I am currently writing to you from my bed in Williams hall, back at Holy Cross to spend the summer and I’m warning you from the beginning, this is a long post!
Though it has been almost a month since I said goodbye to the land of croissants and baguettes (tearing up) at Charles de Gaulle airport, the fact that my year abroad has officially come to a close seems yet to have fully dawned upon me. Over these last few weeks I’ve been relishing the simple pleasures that I’d missed during my time in France, not the least among these being Dunkin Donuts coffee (I’ve been averaging three a day…). The time I’ve been able to spend seeing my family and catching up with friends has also been invaluable and it felt surprisingly good to pull into the driveway in little West Hartford after such a whirlwind of a year (and–in some ways–even better to pull into the gates lining College Hill!).
I’m incredibly happy to be back on campus–summer is an idyllic season at Holy Cross and I truly have a newfound appreciation for having so many of my friends here with me, or at least not very far away!
However, I thought I’d share with you what I’m slowly beginning to realize as I readjust to life back in Worcester and in West Hartford. Essentially, it can be boiled down to one sentence. Four words, even.
Ce n’est qu’une expérience.
What I’ve learned is that my year abroad was nothing but an experience. It is something that had been repeated to me countless times–I’ve heard it while slicing into the pungent selection of cheeses offered by my host parents after every meal, and I’ve heard it from my own parents as they sipped their coffee and I watched them through a grainy image on my computer screen.
An experience, by definition, is not simply temporal. Though it does have a beginning and an end, an experience requires a growth of sorts. Often, a true experience is a catalyst for profound change.
Were you to ask my 16 year old self if he could ever envision leaving to spend a year in France by himself, I’m fairly certain he would have told you that he was far too busy worrying about his driver’s test and AP history exam to be concerned by such nonsense. Frankly, were you to ask my 19 year old self this same question, I doubt his answers would be more compelling. The truth is, I had no way of preparing myself for what a year alone in Dijon would be like. I was petrified before leaving, more so than I ever was before. Yet I was also exhilarated, ready to spread my wings and learn what was waiting for me in this foreign country that I had for so long dreamed of visiting.
Often, my expectations were disappointed. Life was hard, and adjusting to a new culture and a new language was more difficult than my Rick Steves guidebooks had suggested. I felt myself slowly sliding into a routine of counting down days and weeks, as if each moment were a challenge to be overcome. My agenda was marked with every holiday and birthday, giving me some important landmarks to which I could hold steady while navigating a school year vastly different to any that I had known before.
Talking to my friends back home or studying abroad elsewhere, I felt like I was doing something wrong and that I must be the reason for my own unhappiness. It seemed to me like everyone else was having a wonderful time without difficulties while I was floundering–unfortunately, this confusion quickly turned to jealousy.
Given the chance, I wish I could go back to October and tell myself that whether it be during my year abroad, my time at Holy Cross or in any other sphere, life is not a competition.

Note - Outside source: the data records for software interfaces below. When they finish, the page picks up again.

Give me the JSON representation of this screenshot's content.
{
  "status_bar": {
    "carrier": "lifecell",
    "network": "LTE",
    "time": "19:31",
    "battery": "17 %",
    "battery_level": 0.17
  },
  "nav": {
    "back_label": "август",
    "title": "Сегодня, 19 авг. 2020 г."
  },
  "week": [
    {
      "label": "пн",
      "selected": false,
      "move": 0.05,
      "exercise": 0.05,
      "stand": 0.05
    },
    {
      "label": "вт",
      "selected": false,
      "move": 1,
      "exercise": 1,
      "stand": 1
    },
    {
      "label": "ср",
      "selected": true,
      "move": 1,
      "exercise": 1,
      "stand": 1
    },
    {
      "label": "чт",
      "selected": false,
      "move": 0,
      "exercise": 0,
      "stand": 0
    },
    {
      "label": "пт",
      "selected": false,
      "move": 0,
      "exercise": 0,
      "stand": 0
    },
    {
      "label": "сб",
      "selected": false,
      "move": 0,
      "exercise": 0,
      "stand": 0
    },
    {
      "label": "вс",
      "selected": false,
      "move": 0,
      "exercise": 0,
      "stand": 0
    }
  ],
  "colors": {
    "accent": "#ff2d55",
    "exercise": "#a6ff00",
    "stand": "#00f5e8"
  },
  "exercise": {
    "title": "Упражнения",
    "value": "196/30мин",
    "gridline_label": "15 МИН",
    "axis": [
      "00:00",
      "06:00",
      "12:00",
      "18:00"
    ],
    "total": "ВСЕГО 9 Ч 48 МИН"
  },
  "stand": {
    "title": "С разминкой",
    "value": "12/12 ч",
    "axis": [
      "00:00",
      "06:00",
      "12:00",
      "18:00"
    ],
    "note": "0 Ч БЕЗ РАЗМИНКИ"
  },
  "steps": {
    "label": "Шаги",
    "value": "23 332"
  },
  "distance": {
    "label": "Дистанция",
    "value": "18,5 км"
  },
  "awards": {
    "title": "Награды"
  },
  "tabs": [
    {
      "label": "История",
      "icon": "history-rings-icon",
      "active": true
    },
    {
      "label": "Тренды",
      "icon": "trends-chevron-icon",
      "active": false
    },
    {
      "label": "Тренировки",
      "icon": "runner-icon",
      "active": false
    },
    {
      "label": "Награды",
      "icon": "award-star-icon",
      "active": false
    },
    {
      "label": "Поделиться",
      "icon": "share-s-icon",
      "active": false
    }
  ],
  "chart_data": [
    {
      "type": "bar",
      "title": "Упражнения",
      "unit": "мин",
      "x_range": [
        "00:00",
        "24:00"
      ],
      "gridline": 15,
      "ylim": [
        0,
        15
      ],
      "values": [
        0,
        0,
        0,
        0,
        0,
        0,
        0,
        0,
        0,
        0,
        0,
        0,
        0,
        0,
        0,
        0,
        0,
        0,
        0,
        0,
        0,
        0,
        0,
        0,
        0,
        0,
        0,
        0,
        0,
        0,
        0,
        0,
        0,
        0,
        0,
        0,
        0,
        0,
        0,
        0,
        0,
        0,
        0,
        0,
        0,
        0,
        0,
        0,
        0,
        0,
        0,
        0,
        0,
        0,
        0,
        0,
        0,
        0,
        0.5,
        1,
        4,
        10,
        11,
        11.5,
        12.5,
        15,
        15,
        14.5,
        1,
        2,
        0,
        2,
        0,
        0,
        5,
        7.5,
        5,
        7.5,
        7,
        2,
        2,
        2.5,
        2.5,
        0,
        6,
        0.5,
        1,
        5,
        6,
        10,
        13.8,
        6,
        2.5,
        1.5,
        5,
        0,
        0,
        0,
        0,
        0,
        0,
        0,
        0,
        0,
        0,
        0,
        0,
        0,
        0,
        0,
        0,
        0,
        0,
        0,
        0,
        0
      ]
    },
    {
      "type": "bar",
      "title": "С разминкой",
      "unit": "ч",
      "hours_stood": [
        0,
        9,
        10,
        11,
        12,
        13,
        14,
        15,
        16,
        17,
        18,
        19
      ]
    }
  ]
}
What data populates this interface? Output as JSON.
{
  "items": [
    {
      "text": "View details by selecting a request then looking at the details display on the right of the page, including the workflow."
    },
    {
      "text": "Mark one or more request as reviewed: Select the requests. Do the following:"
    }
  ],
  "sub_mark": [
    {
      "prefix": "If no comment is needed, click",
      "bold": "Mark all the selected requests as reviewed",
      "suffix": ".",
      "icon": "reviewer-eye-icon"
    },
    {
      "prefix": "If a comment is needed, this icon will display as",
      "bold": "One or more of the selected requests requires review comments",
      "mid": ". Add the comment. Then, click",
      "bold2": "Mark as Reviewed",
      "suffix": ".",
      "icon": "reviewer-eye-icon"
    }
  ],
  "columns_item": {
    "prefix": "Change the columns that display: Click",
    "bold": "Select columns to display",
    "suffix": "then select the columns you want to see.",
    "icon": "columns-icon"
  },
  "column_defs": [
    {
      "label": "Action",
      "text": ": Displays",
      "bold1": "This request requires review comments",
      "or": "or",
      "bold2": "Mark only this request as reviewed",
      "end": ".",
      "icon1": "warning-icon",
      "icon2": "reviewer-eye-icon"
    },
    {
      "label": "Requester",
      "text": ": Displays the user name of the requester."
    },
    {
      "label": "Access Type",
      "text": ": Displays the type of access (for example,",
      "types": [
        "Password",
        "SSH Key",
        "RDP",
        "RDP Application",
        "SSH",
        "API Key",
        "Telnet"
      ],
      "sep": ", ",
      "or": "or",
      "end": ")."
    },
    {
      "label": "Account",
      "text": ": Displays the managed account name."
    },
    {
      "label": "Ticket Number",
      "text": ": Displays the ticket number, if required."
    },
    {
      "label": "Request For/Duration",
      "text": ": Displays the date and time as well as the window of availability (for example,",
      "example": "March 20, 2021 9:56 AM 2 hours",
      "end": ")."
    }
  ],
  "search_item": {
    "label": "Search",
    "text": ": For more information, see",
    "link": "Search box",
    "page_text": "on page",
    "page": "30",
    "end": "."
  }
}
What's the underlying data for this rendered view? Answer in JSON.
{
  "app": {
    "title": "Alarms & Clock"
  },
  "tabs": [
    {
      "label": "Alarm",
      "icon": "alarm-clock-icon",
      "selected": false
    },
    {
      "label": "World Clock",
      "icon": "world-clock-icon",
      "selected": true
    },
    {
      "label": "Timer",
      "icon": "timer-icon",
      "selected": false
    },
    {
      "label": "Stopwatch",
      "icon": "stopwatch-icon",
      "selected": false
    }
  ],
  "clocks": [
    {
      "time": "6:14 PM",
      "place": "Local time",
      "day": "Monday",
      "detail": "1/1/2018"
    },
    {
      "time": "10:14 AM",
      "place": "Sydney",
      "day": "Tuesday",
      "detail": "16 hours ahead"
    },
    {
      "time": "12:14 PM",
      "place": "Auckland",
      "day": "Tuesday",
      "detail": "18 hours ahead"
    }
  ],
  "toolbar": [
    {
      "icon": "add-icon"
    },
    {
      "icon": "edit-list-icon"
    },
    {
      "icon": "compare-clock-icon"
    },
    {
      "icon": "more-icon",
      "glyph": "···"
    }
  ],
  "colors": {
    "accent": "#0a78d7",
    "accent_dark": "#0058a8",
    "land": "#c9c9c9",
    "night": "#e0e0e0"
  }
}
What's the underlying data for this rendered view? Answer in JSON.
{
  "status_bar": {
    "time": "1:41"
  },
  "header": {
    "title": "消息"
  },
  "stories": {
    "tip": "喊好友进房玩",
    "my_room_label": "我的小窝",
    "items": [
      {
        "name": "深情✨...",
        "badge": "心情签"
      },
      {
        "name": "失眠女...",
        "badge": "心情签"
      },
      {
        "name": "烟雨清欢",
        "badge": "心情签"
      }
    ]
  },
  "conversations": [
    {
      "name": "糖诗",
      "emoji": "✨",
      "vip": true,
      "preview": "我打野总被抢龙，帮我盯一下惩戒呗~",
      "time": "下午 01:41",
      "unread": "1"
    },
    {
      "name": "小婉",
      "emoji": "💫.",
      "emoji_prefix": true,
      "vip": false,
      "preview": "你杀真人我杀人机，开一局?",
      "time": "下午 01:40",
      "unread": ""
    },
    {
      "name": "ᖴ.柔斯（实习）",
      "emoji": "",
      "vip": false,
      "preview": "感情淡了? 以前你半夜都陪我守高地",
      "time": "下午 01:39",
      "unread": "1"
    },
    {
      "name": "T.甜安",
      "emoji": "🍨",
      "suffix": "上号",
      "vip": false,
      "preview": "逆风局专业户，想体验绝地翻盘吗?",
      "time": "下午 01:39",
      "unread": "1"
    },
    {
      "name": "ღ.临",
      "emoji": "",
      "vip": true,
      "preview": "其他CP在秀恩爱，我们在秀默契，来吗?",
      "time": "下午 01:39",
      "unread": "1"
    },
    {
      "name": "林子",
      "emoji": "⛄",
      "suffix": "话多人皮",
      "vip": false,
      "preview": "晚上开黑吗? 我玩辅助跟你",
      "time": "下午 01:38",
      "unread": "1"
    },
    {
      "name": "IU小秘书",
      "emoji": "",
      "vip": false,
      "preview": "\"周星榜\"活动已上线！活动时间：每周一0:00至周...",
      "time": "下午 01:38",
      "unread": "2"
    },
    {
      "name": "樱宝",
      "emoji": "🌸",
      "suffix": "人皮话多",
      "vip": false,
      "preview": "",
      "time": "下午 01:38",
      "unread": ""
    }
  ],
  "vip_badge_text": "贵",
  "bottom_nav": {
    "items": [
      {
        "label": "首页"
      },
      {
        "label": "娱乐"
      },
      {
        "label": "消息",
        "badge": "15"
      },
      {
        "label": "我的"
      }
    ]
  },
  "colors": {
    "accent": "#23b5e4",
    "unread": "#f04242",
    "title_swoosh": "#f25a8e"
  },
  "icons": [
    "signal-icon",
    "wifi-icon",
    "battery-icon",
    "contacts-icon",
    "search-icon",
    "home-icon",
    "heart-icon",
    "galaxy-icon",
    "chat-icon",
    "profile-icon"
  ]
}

It is not about who is winning and who is losing, though many often qualify their success by those who are “below” them. Everyone has a unique experience that is completely individual and filled with moments of strife and adversity despite the persona that they may project. In the same vein, it is useless to try to compare personal experiences–each person is unique and it is important to understand what their perspective is before dismissing them as impossible to understand. This has never been more evident to me than during my year in France.
On a side note, the artificiality of social media doesn’t help in deciphering the difficulties of an individual’s experience, but rather encourages us to make known the “highlight reel” of our lives. You will never see a picture on Instagram of a bleak and dreary campus with a caption explaining how horrible you felt that day. A perfectly staged latte or an over filtered landscape with a witty caption makes for a much more appealing picture. Everybody’s Instagram account makes their lives look awesome.
Coming back to my point, this year was not about showing anyone that I was capable to live alone in France for a year, nor was it about putting down others who have had experiences different than my own. This yearlong experience provided the opportunity for a lifelong lesson, and I recognize now things which would never have been apparent to me before leaving my closely knit community that I’ve fostered here in the US. This critical distance gave way to reflection, which eventually gave way to understanding. I am truly blessed to have so many people that made it so difficult to leave for a year. Yet,I am extremely grateful for the experience that was this past year in France–I truly do not believe I would be the same had I not taken this opportunity to explore something completely different. Not to mention, I was able to enjoy every gastronomic pleasure France has to offer (there are a lot, which is why I signed up for couch to 5k today…). Despite the fact that I cannot bring back some of that pungent cheese which I mentioned earlier (almost criminal that the TSA blocks French cheese from entering the country), I hope that I can bring some newfound perspective back to the Hill for my senior year–it’s shaping up to be the best yet!
For the last time,